[ENTRIES SHOWN]
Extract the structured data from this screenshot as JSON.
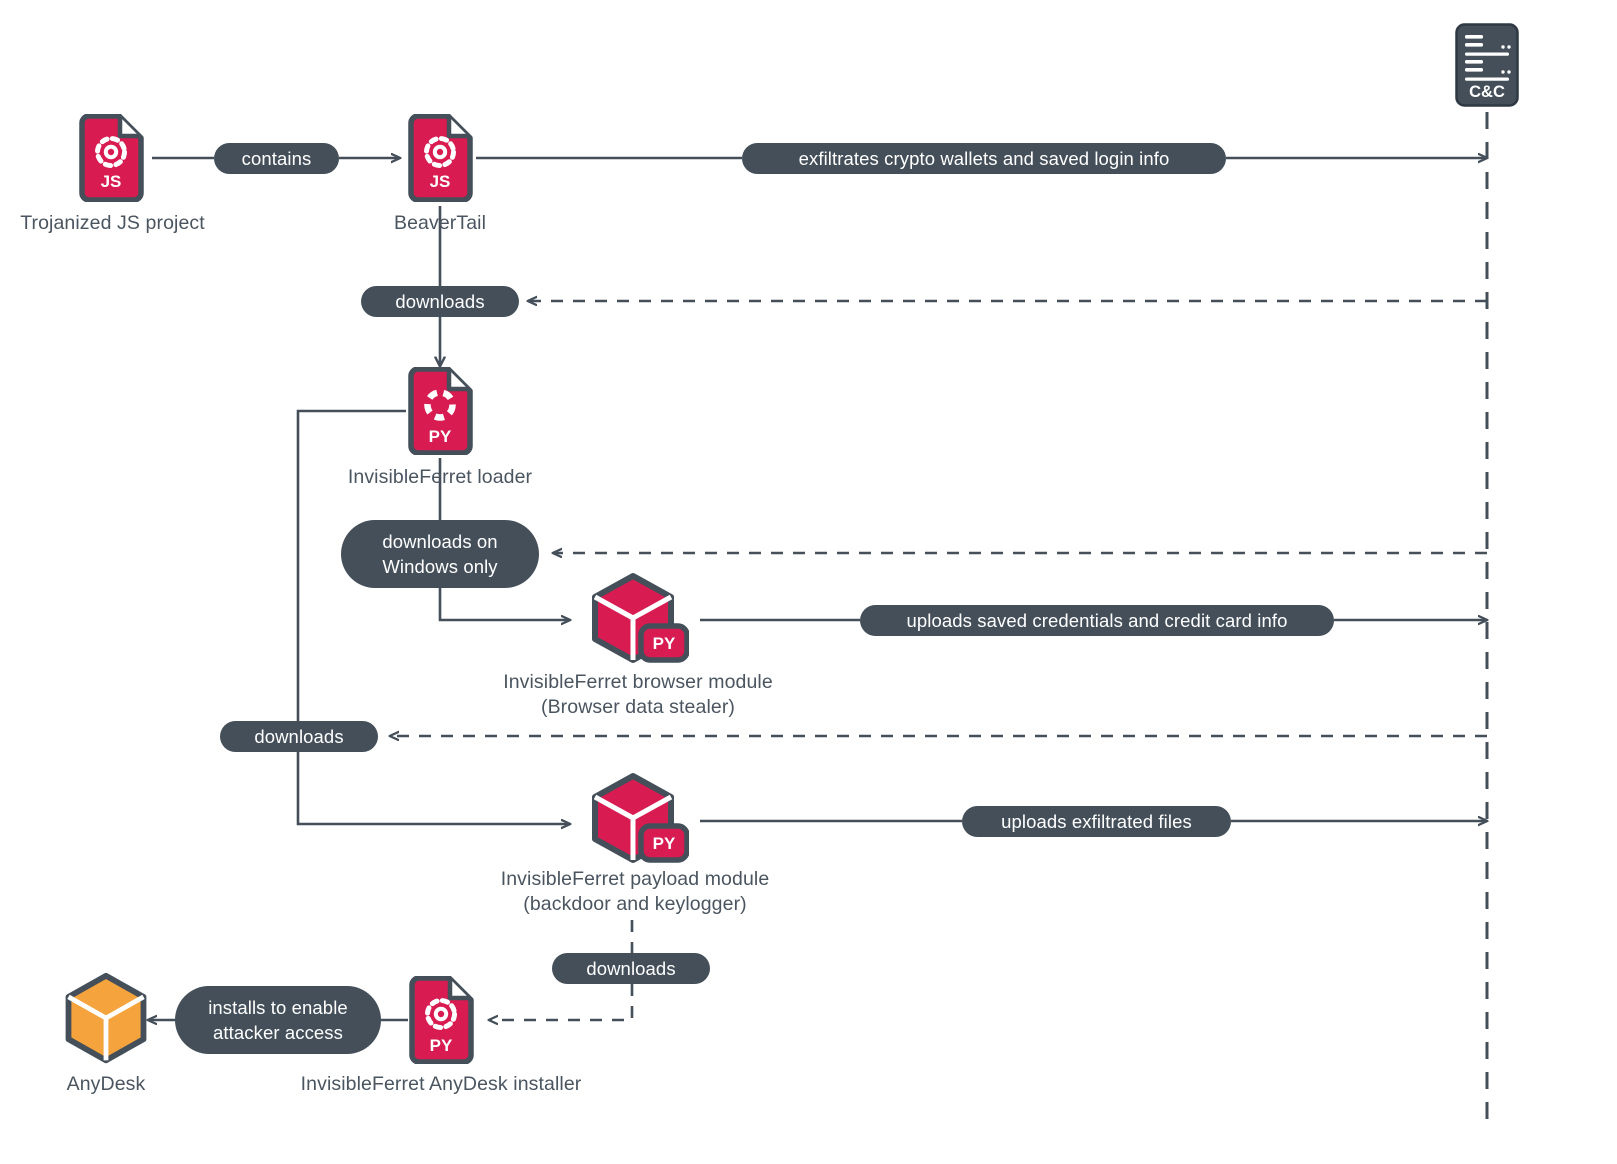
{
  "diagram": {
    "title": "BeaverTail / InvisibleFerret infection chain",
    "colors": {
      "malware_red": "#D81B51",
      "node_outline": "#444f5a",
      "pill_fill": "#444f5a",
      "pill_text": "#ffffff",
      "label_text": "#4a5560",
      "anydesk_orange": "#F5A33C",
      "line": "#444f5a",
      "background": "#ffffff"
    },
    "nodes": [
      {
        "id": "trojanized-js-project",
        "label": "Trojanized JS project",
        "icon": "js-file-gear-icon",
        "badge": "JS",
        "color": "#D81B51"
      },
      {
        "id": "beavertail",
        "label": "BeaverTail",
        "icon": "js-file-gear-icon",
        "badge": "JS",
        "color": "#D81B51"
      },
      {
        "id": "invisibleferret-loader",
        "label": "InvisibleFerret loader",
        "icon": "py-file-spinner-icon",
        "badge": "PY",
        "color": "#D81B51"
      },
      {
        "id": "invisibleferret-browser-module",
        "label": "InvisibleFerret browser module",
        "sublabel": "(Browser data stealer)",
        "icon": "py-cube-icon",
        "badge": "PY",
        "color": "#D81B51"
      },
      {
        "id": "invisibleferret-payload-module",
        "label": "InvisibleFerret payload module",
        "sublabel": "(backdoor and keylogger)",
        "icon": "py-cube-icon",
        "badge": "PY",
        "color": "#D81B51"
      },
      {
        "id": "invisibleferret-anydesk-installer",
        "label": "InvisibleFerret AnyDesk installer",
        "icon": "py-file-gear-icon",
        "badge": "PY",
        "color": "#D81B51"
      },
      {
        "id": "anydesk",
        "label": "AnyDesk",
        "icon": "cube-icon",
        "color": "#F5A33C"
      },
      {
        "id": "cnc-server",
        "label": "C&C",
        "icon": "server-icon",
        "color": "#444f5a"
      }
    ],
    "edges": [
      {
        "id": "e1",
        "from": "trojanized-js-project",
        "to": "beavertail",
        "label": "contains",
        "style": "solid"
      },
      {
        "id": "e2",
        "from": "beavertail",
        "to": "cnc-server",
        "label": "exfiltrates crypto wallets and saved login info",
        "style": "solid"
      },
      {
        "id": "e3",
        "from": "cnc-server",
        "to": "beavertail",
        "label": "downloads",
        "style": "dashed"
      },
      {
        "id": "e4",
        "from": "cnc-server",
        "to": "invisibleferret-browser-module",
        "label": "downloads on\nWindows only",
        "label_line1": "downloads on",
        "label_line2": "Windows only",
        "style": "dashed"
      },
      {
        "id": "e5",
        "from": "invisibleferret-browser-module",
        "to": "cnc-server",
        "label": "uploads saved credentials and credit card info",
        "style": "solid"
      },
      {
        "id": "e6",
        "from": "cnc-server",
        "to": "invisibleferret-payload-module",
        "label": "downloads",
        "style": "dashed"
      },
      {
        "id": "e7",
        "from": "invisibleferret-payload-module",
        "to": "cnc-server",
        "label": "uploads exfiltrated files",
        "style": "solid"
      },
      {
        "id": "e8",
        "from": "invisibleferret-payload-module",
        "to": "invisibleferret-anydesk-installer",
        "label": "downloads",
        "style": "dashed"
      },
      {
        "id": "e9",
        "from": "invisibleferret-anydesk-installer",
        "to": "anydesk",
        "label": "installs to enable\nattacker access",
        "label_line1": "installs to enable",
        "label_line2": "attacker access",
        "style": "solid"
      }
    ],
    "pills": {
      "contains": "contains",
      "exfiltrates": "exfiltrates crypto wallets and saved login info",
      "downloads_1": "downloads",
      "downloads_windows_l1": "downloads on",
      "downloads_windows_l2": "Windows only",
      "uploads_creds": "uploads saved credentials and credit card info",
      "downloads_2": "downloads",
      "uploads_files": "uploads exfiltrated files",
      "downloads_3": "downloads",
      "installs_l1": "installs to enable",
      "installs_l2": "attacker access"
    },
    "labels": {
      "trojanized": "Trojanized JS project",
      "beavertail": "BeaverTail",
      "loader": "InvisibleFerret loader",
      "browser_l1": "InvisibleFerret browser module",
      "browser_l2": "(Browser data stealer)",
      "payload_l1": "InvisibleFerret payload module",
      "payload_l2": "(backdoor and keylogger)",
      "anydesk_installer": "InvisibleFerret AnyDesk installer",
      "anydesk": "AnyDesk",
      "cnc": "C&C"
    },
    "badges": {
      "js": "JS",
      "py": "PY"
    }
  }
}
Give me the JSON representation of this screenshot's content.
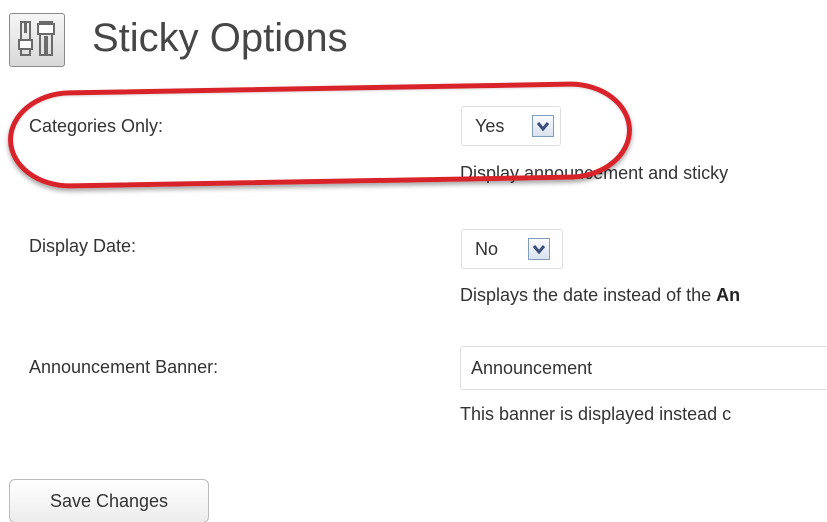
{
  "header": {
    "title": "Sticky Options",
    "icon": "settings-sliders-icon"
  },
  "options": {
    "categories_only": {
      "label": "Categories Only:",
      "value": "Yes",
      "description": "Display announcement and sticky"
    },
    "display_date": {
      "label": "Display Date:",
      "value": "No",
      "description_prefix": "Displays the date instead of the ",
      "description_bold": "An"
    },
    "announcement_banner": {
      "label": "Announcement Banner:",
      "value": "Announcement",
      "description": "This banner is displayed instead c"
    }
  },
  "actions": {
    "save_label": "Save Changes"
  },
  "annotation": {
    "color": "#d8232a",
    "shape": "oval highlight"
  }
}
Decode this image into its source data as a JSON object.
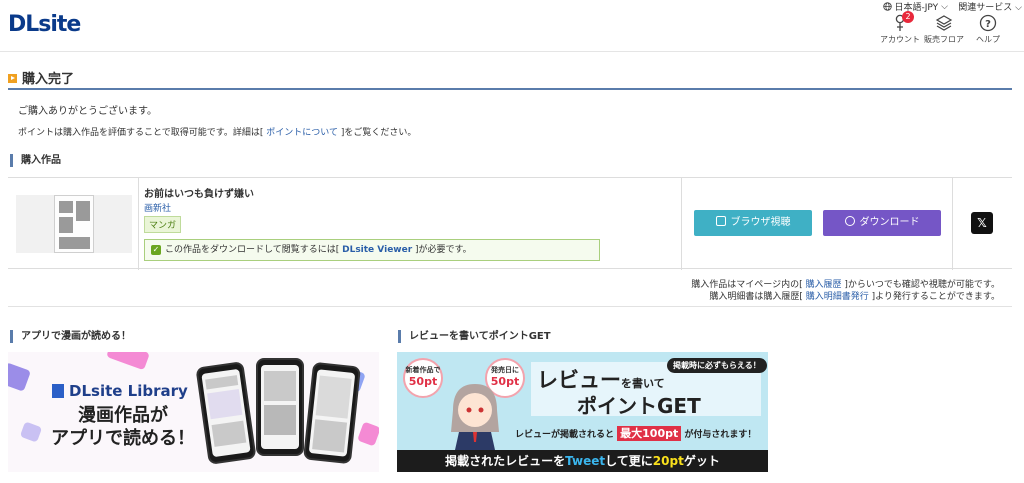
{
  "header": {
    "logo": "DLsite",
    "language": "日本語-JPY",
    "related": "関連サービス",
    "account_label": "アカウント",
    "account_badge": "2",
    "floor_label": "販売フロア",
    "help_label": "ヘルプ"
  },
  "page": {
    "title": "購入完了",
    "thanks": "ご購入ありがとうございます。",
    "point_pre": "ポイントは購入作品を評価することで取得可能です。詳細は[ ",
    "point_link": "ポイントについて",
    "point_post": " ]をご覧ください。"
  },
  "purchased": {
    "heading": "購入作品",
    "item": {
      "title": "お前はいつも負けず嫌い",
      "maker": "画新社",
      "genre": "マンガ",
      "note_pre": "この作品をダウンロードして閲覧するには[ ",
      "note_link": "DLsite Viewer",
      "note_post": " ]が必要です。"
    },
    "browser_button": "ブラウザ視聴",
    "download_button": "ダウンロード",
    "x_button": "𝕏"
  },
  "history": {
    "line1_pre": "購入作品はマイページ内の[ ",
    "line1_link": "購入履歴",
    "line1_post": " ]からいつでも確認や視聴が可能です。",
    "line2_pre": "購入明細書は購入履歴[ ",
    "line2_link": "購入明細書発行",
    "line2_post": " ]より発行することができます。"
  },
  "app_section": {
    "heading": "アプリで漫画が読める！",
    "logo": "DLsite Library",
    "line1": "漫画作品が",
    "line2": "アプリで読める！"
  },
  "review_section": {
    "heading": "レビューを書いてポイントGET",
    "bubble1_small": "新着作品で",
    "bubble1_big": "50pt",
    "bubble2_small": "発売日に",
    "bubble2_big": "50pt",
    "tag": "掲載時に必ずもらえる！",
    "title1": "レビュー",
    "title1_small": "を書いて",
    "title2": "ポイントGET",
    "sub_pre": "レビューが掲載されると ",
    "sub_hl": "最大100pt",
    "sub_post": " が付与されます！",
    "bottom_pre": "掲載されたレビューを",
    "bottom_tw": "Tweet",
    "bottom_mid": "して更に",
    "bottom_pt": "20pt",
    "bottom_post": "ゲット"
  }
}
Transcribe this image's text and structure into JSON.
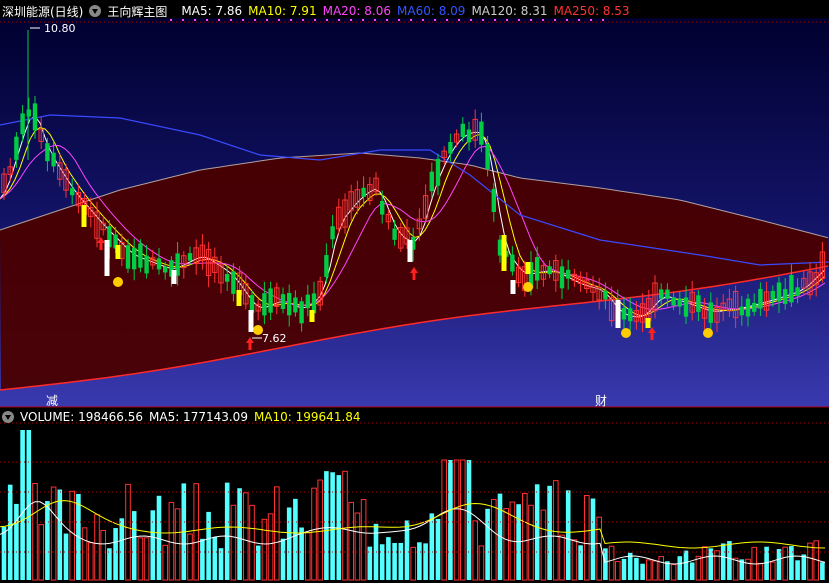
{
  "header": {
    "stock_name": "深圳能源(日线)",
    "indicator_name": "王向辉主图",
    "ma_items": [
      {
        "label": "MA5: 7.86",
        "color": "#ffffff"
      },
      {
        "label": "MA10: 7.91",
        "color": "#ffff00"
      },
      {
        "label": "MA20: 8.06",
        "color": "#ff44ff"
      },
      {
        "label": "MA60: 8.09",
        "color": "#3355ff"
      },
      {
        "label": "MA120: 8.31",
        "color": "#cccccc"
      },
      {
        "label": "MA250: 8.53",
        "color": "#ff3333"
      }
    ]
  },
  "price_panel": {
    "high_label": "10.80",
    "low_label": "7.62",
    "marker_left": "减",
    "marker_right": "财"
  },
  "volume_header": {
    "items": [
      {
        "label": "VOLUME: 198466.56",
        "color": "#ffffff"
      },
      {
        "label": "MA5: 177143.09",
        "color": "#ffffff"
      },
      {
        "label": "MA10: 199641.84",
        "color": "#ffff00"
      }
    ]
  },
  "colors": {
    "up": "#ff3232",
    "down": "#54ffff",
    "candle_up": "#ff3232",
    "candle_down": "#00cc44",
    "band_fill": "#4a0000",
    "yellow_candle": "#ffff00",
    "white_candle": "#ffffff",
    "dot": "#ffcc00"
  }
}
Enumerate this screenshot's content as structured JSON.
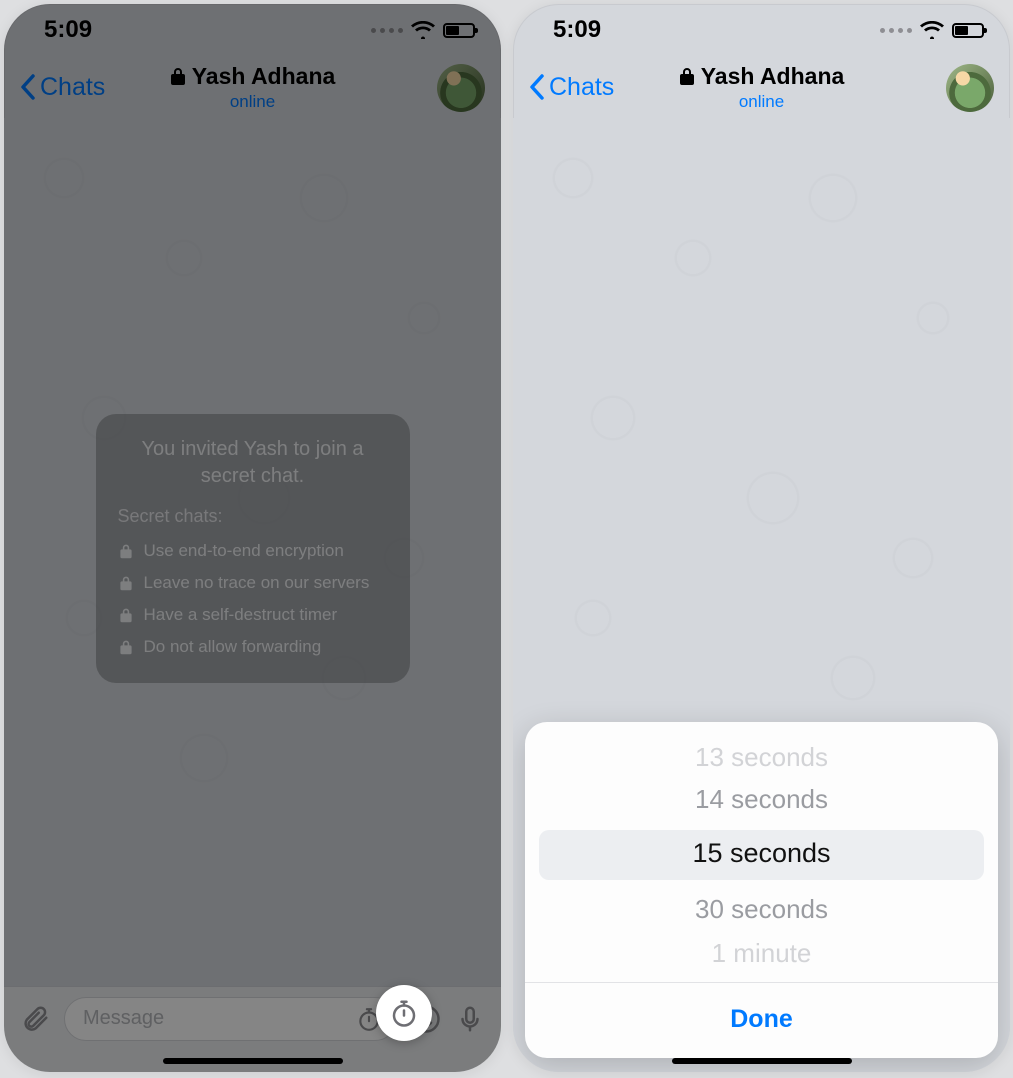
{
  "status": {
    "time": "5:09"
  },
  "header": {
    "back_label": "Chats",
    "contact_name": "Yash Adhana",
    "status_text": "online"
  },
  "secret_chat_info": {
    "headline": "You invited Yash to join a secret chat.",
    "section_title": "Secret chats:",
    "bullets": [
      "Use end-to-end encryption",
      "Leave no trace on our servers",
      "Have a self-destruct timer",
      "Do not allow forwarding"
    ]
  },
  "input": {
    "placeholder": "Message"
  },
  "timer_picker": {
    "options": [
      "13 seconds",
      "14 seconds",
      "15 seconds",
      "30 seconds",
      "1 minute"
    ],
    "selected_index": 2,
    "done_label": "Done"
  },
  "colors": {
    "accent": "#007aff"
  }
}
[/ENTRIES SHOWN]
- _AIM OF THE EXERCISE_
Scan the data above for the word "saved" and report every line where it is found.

- _FINAL ANSWER_
        "label": "exfiltrates crypto wallets and saved login info",
        "label": "uploads saved credentials and credit card info",
      "exfiltrates": "exfiltrates crypto wallets and saved login info",
      "uploads_creds": "uploads saved credentials and credit card info",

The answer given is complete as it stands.